Exercise data ->
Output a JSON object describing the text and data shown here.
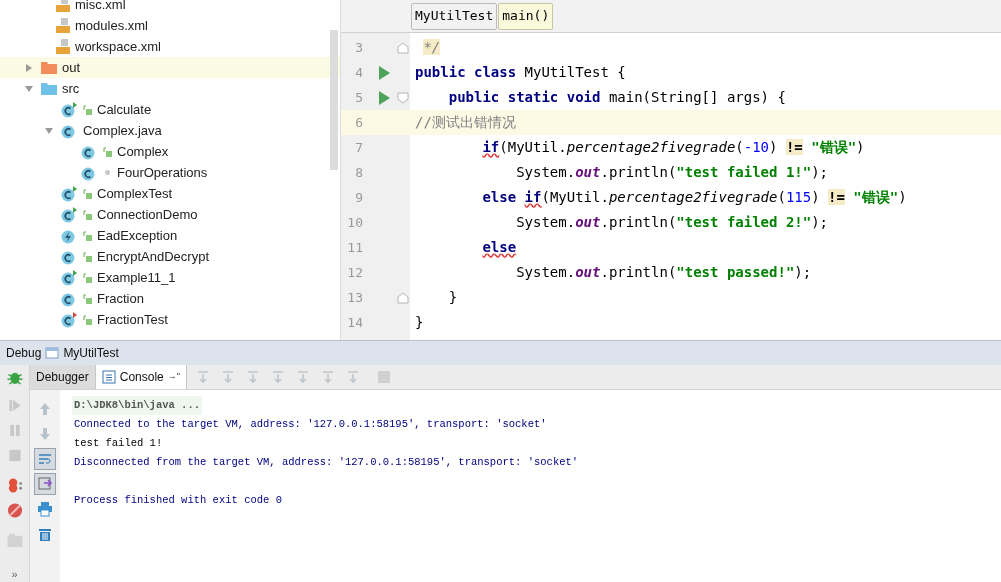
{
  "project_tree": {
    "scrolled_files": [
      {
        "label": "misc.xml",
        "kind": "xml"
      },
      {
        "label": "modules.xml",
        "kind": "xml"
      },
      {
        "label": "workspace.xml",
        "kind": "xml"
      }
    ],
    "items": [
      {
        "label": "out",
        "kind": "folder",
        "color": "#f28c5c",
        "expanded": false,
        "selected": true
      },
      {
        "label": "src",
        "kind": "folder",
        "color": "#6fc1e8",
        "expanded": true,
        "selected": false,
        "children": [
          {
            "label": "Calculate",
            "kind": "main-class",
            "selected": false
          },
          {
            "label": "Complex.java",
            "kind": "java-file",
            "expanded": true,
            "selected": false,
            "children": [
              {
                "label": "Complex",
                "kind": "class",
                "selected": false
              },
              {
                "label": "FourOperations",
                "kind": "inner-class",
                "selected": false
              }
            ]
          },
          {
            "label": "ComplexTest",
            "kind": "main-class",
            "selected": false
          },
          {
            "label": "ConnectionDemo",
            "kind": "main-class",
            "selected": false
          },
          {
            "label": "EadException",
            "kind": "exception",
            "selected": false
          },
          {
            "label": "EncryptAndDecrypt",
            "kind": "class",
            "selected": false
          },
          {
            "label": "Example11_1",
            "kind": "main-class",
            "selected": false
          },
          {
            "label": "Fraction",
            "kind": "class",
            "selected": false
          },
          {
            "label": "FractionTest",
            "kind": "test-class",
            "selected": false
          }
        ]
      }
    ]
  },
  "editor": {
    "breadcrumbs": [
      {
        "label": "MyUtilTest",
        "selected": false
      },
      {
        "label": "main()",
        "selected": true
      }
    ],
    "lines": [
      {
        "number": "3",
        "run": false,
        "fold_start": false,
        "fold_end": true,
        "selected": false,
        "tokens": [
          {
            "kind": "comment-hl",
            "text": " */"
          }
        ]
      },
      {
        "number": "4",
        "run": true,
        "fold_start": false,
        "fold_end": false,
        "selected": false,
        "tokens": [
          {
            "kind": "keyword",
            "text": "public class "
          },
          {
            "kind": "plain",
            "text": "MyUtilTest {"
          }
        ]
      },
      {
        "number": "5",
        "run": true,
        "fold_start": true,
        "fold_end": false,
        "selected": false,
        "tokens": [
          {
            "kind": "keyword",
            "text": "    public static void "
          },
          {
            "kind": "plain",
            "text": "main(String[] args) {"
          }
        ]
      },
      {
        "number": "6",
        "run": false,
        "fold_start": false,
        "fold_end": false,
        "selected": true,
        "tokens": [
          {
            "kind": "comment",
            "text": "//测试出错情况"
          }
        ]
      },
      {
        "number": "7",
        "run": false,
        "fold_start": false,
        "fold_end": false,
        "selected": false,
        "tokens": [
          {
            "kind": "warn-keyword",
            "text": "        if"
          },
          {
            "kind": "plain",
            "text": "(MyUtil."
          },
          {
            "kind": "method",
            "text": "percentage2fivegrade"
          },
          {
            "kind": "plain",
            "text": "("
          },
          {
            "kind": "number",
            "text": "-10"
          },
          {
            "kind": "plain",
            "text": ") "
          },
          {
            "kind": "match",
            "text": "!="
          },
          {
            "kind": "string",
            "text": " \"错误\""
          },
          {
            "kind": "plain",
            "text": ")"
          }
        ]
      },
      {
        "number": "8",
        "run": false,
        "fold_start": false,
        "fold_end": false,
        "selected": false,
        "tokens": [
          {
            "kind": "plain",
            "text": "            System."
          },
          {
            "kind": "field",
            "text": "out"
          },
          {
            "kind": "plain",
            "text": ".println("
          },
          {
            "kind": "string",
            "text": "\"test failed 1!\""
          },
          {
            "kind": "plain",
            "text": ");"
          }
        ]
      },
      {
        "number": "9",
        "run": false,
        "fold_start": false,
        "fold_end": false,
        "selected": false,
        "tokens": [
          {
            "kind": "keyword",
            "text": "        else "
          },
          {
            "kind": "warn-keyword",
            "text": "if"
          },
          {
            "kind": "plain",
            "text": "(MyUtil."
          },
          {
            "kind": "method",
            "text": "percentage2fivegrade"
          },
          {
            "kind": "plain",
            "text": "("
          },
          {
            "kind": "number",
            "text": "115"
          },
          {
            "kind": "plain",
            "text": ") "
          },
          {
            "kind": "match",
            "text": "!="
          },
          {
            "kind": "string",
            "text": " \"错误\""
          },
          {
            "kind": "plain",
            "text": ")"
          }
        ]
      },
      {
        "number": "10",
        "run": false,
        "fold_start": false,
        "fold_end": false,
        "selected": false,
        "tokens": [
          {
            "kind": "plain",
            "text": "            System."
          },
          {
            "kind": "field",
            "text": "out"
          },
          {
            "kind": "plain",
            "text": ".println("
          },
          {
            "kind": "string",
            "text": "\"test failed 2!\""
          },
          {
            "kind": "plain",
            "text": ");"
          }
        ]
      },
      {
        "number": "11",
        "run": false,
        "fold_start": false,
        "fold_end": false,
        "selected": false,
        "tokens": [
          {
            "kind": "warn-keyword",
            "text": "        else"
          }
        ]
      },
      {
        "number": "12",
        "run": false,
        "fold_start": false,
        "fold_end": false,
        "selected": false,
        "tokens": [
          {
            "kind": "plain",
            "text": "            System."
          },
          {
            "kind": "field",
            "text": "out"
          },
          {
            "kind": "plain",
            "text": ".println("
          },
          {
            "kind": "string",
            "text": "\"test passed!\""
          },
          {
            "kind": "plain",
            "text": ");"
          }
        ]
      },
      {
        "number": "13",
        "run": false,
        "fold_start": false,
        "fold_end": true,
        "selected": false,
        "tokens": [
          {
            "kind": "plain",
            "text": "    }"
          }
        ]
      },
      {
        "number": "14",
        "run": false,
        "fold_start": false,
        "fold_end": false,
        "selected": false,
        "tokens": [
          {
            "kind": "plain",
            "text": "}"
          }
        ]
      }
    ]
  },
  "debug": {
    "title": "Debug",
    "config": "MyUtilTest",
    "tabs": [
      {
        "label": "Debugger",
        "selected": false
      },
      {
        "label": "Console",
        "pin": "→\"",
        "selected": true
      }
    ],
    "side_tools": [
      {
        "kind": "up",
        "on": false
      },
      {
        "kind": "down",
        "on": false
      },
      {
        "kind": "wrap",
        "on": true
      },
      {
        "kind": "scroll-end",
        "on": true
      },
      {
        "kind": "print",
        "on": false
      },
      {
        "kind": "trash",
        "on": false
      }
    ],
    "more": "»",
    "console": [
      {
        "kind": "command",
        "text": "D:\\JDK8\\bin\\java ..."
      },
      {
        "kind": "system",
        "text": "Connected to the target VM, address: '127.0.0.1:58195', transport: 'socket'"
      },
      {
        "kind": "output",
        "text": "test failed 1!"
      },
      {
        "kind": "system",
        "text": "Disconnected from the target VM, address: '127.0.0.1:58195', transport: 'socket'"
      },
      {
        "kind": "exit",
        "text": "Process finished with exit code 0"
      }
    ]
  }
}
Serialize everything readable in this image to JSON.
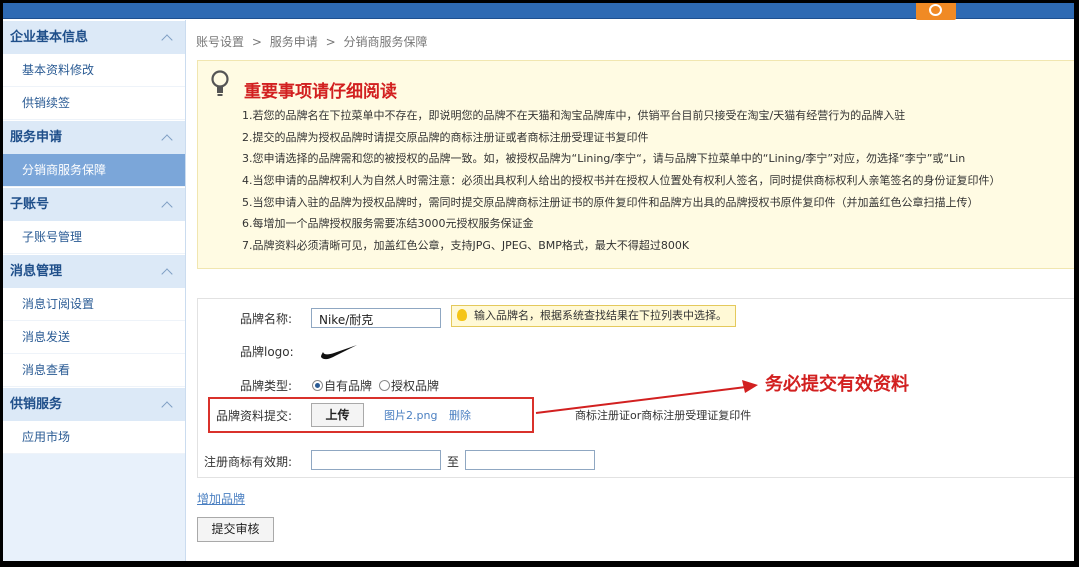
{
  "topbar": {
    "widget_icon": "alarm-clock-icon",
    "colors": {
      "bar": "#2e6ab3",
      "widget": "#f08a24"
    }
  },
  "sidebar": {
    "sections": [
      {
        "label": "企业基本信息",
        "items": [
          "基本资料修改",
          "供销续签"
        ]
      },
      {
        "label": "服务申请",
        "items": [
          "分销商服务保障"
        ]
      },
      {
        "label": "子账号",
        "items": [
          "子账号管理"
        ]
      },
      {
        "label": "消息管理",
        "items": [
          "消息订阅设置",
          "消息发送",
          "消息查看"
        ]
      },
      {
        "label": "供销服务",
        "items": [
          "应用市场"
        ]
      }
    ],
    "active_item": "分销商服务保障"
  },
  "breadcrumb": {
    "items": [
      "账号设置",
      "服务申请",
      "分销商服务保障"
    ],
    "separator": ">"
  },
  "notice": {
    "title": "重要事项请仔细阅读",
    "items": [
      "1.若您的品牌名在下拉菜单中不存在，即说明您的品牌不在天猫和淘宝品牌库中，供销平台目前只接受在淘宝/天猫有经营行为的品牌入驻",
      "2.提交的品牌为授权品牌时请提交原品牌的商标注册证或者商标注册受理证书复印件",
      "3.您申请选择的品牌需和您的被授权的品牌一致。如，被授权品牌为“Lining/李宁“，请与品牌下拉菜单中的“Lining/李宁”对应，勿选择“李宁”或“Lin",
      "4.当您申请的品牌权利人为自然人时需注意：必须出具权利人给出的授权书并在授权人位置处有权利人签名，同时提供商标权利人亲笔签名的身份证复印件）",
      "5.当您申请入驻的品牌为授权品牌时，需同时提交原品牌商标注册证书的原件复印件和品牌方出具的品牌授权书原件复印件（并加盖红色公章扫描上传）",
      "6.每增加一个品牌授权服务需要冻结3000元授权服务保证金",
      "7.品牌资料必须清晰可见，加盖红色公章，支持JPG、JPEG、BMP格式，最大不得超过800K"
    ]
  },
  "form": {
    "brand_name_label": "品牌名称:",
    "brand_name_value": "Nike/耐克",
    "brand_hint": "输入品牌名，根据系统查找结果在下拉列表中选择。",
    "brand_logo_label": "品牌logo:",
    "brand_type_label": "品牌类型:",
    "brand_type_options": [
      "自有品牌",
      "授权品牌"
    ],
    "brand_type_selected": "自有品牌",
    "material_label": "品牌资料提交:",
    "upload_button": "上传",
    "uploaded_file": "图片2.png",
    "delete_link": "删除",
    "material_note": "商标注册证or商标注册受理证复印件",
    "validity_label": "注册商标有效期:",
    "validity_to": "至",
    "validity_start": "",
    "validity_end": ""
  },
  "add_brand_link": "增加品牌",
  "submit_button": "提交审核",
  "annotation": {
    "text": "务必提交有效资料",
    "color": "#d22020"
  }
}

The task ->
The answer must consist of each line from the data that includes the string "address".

Task result ->
        "text": "Connected to the target VM, address: '127.0.0.1:58195', transport: 'socket'"
        "text": "Disconnected from the target VM, address: '127.0.0.1:58195', transport: 'socket'"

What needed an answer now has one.